Complex Regional Pain Syndrome (CRPS) is a chronic pain condition that most often affects a person’s limbs. The typical areas that CRPS can affect are the arms, legs, hands, or feet. The condition usually
occurs after some kind of injury or trauma to the area. CRPS is thought to be the result of damage or malfunction of central or peripheral nervous system.
There are two forms CRPS and they are referred to as CRPS Type 1 and CRPS Type 2. CRPS Type 1 is also known as Reflex Sympathetic Dystrophy Syndrome (RSDS). However, most clinicians will refer to the condition as CRPS Type 1. Both conditions are characterized by excessive or prolonged pain and dramatic or mild changes in skin tone, temperature, or swelling in the area.
Causes of CRPS Type 1
The exact causes of specific cases of CRPS Type 1 may be unknown but the condition usually results from an injury of some kind the affected limb. CRPS Type 1 may be in some way related to genetics so a family history of CRPS Type 1 may predispose a patient to developing the condition. CRPS Type 1 is also more likely to occur in individuals with some kind of nervous system dysfunction.
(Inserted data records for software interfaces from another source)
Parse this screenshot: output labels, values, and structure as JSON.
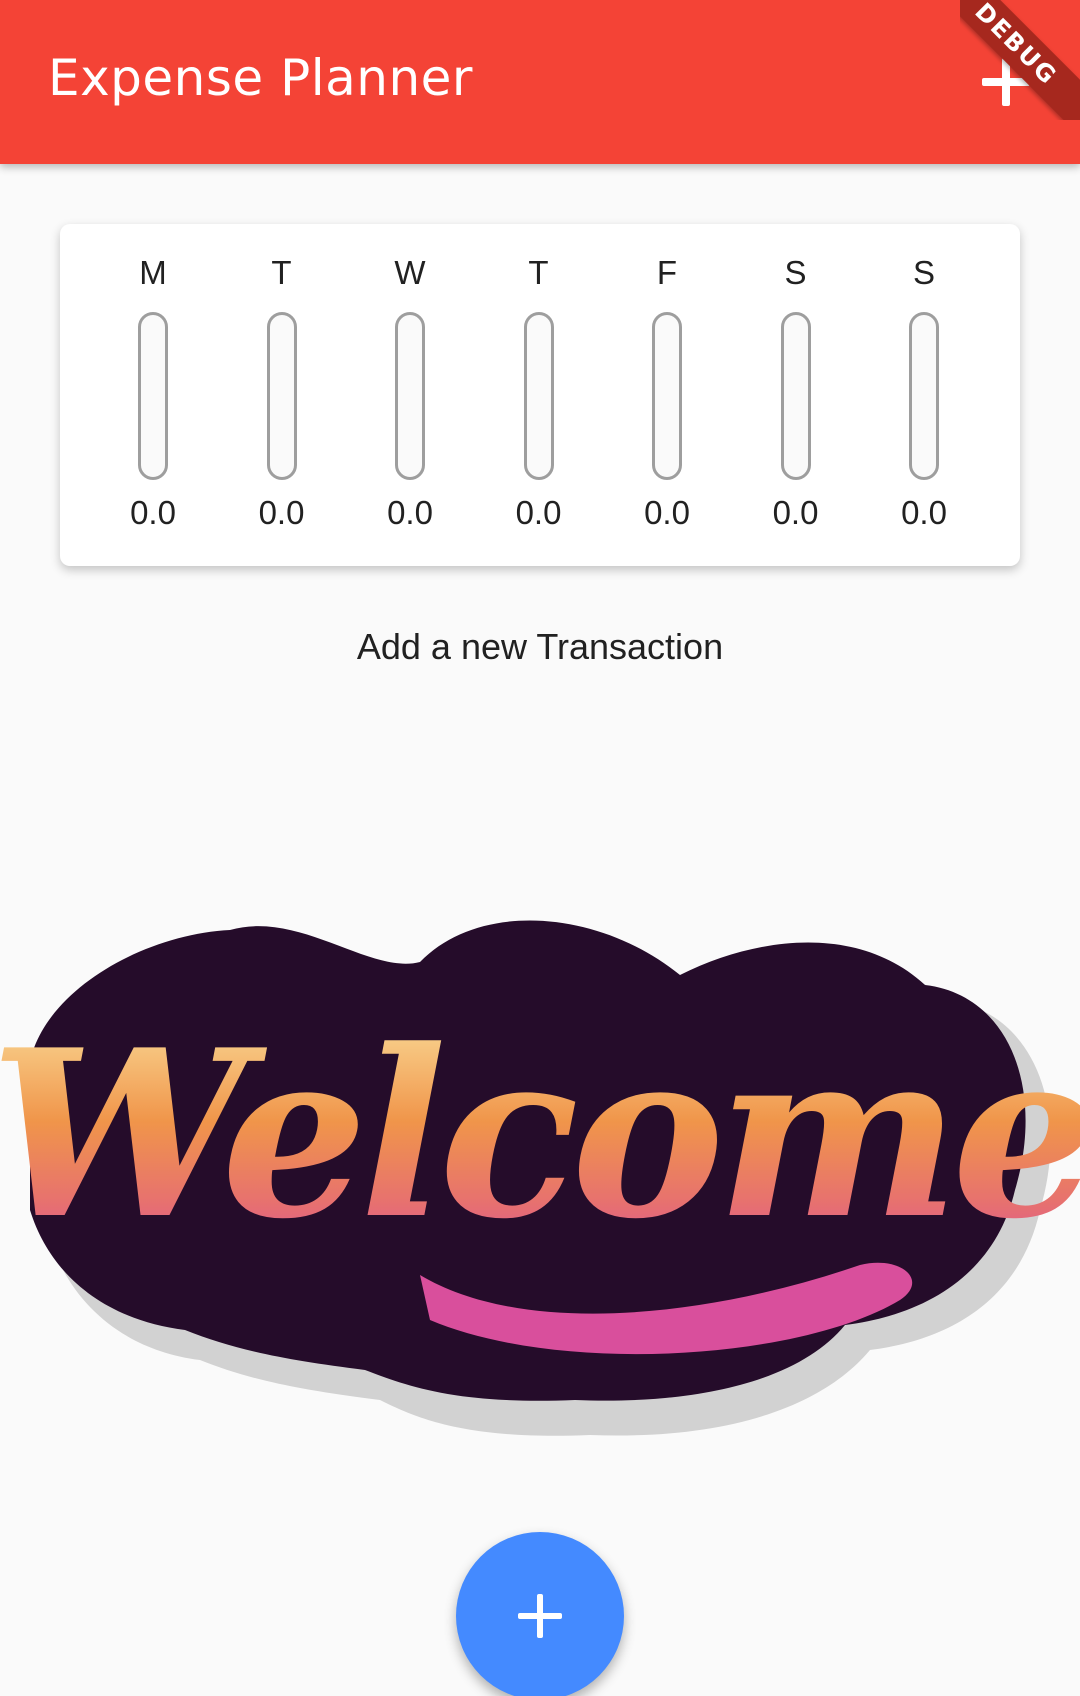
{
  "appbar": {
    "title": "Expense Planner",
    "add_icon": "plus-icon",
    "debug_label": "DEBUG",
    "color": "#f44336"
  },
  "chart": {
    "bars": [
      {
        "day": "M",
        "amount": "0.0",
        "fill": 0
      },
      {
        "day": "T",
        "amount": "0.0",
        "fill": 0
      },
      {
        "day": "W",
        "amount": "0.0",
        "fill": 0
      },
      {
        "day": "T",
        "amount": "0.0",
        "fill": 0
      },
      {
        "day": "F",
        "amount": "0.0",
        "fill": 0
      },
      {
        "day": "S",
        "amount": "0.0",
        "fill": 0
      },
      {
        "day": "S",
        "amount": "0.0",
        "fill": 0
      }
    ]
  },
  "empty_state": {
    "title": "Add a new Transaction",
    "image_text": "Welcome"
  },
  "fab": {
    "icon": "plus-icon",
    "color": "#448aff"
  }
}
Fractures or sprains are the injuries most likely to cause CRPS Type 1. For example, if a cast is put too tight around a broken limb the patient may develop CRPS Type 1. A sprain, or stretch/tear in a ligament, can also lead to CRPS Type 1. Since ligaments are the tissues that connects bones to one another, this can also lead to other medical complications, as well. Other risks for CRPS Type 1 are surgery and preexisting medical conditions such as heart attack, stroke, infection, and cancer.
Signs and Symptoms of CRPS Type 1
The signs and symptoms from CRPS Type 1 are different for each person. The symptoms range from mild to severe and can occur in stages. CRPS Type 1 can also spread to an uninjured limb. The most prevalent symptom of CRPS Type 1 is pain. Pain from CRPS Type 1 is unusually severe. The pain from CRPS Type 1 may continue after the injury has healed. Pain may be noticeable for no reason; this is a symptom of either hyperalgesia or allodynia. These conditions cause an excessive amount of pain with little or no stimulus.
Another symptom of CRPS Type 1 is changes in skin and tissues. The injured limb of a patient with CRPS Type 1 may swell or sweat. Temperature changes and altered skin tone may also become evident. For
example, a patient’s skin may be warm and pink and quickly change to cold and blue. The skin may become thin and the patient may be prone to infections and sores. Symptoms of CRPS Type 1 may also affect muscles, joints, nails, and hair.
Diagnosis and Treatment of CRPS Type 1
Since the symptoms from CRPS Type 1 can be similar to other conditions, there can be a high amount of difficulty diagnosing the condition. The physician will question the patient about signs and symptoms and the patient’s health history. For example, recent injuries and surgeries are indicators that a person may have a case of CRPS Type 1. The physician will also check movement of the injured limb to compare to the uninjured limb. There is no specific test or treatment for CRPS Type 1, but numerous tests and treatments are used when managing the condition.
CRPS Type 1 can be diagnosed with the help of:
• Blood tests
• Imaging tests
• Bone scanning
• Skin temperature and sweat tests
• Blood flow testing
• Nerve conduction tests
CRPS Type 1 can be treated using:
• Pain medications
• Non-steroidal anti-inflammatory medications (NSAIDS)
• Anti-seizure medications
• Biophosphonates and calcitonin
• Calcium channel blockers
• Physical therapy
• Transcutaneous electrical nerve stimulation
• Spinal cord stimulation
“Complex regional pain syndrome.” PubMed. (2012): n. page. Web. 3 Aug. 2013.
“Complex Regional Pain Syndrome Fact Sheet.” National Institute of Neurological Disorders and Stroke.
N.p., 12 Jul 2013. Web. 3 Aug 2013.